- More reasons novelists should be reading
- 10 kinds of books anyone who writes fiction should be reading right now
- Author’s Storycraft Reading List: Recommended craft titles for fiction writers
Writing podcasts and YouTubes
Many people listen to podcasts or watch videos while they’re working or commuting. I wish I could, but I need complete focus to edit manuscripts, and my office is right here in my house. Even so, I heartily recommend podcasts and videos to writers with the time and inclination to tune in.
Many of these shows focus more on the storytelling side of fiction writing, but you’ll find good stuff about how to learn to write on many of these as well.
- Writer’s Digest: Best podcasts for writers
- The Write Life: Writing podcasts
- Kindlepreneur: Best podcasts for writers and self-publishers
- The Write Life: YouTube channels for writers
- Reddit: Best YouTube channels for aspiring authors
- Brandon Sanderson’s creative writing lecture series
Find a critique group

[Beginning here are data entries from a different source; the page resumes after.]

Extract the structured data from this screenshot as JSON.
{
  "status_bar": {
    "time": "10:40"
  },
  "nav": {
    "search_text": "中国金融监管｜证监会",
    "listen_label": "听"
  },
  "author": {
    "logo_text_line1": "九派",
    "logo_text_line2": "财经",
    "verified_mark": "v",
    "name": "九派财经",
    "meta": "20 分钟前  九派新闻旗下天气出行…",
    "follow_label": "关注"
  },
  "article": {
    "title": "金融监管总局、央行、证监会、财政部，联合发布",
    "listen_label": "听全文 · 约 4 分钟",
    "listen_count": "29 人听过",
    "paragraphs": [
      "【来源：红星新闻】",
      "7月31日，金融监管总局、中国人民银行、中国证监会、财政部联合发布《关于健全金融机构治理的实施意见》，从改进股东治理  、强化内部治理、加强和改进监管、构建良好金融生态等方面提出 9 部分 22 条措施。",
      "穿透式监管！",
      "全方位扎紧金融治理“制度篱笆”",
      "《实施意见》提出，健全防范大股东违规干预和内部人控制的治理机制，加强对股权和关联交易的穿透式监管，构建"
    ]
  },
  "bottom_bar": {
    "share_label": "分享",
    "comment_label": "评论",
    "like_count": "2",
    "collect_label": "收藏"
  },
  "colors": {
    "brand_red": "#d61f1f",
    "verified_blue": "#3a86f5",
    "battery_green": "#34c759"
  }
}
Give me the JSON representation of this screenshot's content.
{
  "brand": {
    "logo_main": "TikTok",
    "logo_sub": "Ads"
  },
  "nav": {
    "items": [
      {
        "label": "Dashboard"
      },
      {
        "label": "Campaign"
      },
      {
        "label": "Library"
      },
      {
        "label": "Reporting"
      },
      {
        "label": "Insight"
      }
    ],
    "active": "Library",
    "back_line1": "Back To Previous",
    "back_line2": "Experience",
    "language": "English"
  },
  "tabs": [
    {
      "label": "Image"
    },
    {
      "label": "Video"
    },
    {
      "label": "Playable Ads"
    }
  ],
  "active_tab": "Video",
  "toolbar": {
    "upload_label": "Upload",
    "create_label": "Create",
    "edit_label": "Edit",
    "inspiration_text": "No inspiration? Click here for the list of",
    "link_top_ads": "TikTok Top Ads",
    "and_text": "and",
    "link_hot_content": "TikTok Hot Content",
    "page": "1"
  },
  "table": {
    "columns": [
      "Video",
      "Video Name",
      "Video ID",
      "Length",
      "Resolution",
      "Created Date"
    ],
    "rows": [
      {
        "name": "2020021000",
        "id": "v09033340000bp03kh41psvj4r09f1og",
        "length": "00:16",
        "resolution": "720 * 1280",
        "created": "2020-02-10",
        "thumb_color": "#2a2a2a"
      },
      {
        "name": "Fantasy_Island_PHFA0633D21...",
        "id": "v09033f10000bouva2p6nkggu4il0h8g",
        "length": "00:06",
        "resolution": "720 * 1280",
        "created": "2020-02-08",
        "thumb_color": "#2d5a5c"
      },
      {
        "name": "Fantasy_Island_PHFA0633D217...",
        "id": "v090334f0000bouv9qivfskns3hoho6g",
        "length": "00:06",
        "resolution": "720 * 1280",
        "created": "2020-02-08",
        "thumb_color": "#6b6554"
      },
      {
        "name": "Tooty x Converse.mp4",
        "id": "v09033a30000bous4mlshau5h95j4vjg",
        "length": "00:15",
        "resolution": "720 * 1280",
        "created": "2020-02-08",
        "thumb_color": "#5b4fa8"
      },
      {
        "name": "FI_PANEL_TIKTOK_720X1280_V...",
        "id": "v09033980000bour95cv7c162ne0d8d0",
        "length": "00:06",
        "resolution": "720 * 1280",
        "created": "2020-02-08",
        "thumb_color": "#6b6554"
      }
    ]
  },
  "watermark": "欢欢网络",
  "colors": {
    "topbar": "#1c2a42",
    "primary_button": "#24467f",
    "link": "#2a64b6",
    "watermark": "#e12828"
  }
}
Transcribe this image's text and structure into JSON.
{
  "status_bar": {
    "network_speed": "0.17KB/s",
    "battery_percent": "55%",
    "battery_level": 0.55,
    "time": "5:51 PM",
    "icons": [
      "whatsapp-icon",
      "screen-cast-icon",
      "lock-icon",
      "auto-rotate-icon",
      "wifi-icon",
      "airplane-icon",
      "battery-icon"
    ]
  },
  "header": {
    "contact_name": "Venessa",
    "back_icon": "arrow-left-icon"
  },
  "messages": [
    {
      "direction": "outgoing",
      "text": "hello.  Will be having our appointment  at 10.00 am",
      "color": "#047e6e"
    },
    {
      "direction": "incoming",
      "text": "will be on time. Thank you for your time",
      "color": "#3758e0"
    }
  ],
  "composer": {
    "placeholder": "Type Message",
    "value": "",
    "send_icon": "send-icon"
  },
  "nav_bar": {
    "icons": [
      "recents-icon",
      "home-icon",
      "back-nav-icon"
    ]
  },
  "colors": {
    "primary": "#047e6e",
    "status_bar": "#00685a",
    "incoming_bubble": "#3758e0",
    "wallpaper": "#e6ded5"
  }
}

Writing partners and critique groups are generally better at helping with storycrafting than they are with writing. Chances are that most of your peers picked up their knowledge of grammar, spelling, punctuation, and usage back in school, just as you did. Unless they’ve been keeping up at a professional level (university courses, professional editing and language organizations, and so on), their savoir faire is likely to be at least a decade or three out of date. Misconceptions and a reliance on false rules of the road abound.
Still, you never know if a writing group’s going to be filled with knowledgeable, helpful peers until you check it out. So check it out, but don’t expect it to be the best, most reliable way to improve the writing side of writing a book.
Here’s how to find a critique group.
Websites and blogs
There’s always the internet. Most good writing resources are rather dry reference sites—dictionaries, style guides—rather than more lively blogs where you can still learn a thing or two about writing. Here are my favorites from among the latter.
- Grammar Girl Grammar explanations you can actually follow.
- The Editor’s Blog From the author of the author’s reference shelf must-have The Magic of Fiction.
- Grammar Underground Nitty-gritty grammar basics.
- 36 writing essays by Chuck Palahniuk A nice collection about the art of actually getting the ideas and words down on the page.